--- Records shown Enclosed Below ---
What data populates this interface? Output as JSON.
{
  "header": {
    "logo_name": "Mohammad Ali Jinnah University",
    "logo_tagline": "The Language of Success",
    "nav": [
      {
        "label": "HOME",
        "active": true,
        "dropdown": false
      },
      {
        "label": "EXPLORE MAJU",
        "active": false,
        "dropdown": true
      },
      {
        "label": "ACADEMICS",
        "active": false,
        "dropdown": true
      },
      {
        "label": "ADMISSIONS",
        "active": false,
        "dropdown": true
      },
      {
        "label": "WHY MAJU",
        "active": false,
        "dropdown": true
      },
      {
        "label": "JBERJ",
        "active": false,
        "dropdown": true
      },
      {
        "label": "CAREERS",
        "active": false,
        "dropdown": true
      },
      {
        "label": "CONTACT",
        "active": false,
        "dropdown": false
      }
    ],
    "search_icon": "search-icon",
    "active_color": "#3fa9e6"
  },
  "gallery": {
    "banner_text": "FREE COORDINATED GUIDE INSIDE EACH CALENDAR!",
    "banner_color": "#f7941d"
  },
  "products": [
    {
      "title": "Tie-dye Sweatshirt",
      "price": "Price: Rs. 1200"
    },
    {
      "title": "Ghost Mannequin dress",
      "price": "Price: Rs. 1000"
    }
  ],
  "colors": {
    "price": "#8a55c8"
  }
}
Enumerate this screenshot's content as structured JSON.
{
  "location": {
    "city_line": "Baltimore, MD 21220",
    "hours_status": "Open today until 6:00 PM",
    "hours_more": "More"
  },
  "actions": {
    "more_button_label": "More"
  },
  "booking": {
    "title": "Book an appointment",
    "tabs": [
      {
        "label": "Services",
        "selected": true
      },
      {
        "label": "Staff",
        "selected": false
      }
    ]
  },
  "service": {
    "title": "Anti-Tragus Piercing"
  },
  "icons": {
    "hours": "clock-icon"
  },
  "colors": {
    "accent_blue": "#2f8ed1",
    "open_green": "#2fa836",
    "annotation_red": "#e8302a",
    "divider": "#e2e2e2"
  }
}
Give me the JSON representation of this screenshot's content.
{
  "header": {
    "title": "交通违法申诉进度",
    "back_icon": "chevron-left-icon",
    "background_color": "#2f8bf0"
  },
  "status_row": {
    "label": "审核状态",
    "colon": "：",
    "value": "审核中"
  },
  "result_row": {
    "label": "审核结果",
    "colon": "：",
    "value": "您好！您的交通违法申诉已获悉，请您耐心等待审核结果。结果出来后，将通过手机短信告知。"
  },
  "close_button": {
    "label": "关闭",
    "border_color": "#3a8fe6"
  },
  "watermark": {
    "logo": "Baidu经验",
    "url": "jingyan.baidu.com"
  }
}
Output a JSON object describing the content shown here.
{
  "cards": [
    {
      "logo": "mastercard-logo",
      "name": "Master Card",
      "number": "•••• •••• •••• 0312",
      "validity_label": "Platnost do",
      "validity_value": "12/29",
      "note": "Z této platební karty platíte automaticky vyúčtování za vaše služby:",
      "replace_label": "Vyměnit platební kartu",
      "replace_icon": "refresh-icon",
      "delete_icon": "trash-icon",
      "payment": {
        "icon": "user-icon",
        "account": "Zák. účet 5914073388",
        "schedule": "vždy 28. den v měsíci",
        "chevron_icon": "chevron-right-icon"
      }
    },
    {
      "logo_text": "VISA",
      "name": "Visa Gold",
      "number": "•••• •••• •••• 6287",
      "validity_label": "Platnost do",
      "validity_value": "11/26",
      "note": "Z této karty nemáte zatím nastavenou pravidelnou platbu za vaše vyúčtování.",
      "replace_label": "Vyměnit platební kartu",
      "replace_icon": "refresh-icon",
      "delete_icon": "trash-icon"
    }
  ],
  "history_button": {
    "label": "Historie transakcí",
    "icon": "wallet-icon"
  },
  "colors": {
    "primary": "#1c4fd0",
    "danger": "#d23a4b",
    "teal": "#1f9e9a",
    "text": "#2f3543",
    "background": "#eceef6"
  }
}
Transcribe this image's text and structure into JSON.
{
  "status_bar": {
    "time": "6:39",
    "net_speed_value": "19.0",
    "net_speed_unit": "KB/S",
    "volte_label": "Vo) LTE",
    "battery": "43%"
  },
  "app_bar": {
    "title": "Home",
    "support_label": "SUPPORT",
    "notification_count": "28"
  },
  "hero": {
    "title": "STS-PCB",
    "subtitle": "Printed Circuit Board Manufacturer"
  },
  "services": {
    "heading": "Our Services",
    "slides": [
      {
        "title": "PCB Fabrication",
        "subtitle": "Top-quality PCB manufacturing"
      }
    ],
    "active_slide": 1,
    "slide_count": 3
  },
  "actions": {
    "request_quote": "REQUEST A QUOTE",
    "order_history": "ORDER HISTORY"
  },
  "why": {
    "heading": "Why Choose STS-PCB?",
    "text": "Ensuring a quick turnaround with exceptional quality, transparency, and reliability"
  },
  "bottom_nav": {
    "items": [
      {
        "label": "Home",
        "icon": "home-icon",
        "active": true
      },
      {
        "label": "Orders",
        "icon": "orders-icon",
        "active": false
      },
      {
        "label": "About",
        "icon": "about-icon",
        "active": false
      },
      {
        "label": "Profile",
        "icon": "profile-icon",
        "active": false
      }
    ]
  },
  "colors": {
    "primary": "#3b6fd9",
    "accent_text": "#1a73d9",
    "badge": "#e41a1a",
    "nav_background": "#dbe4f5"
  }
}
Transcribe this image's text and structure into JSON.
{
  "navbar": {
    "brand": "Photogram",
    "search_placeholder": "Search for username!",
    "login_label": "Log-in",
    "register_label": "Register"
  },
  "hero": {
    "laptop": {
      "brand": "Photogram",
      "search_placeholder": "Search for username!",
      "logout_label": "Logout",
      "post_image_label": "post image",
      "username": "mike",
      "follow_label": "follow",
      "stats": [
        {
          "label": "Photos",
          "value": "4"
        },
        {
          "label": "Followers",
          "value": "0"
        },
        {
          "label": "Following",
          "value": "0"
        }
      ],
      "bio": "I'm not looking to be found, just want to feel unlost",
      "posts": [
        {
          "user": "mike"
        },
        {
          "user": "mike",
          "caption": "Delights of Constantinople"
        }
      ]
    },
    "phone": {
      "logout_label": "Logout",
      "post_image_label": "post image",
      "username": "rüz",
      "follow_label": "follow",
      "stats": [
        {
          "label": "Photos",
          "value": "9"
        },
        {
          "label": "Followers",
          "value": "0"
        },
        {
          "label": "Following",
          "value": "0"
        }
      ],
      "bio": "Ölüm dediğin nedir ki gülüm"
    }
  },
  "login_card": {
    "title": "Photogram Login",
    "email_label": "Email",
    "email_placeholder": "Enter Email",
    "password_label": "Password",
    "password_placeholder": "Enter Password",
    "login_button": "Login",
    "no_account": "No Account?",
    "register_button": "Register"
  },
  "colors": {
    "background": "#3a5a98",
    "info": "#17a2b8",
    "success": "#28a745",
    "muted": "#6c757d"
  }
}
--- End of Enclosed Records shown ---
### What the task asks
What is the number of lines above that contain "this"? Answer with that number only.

### Exercise output
5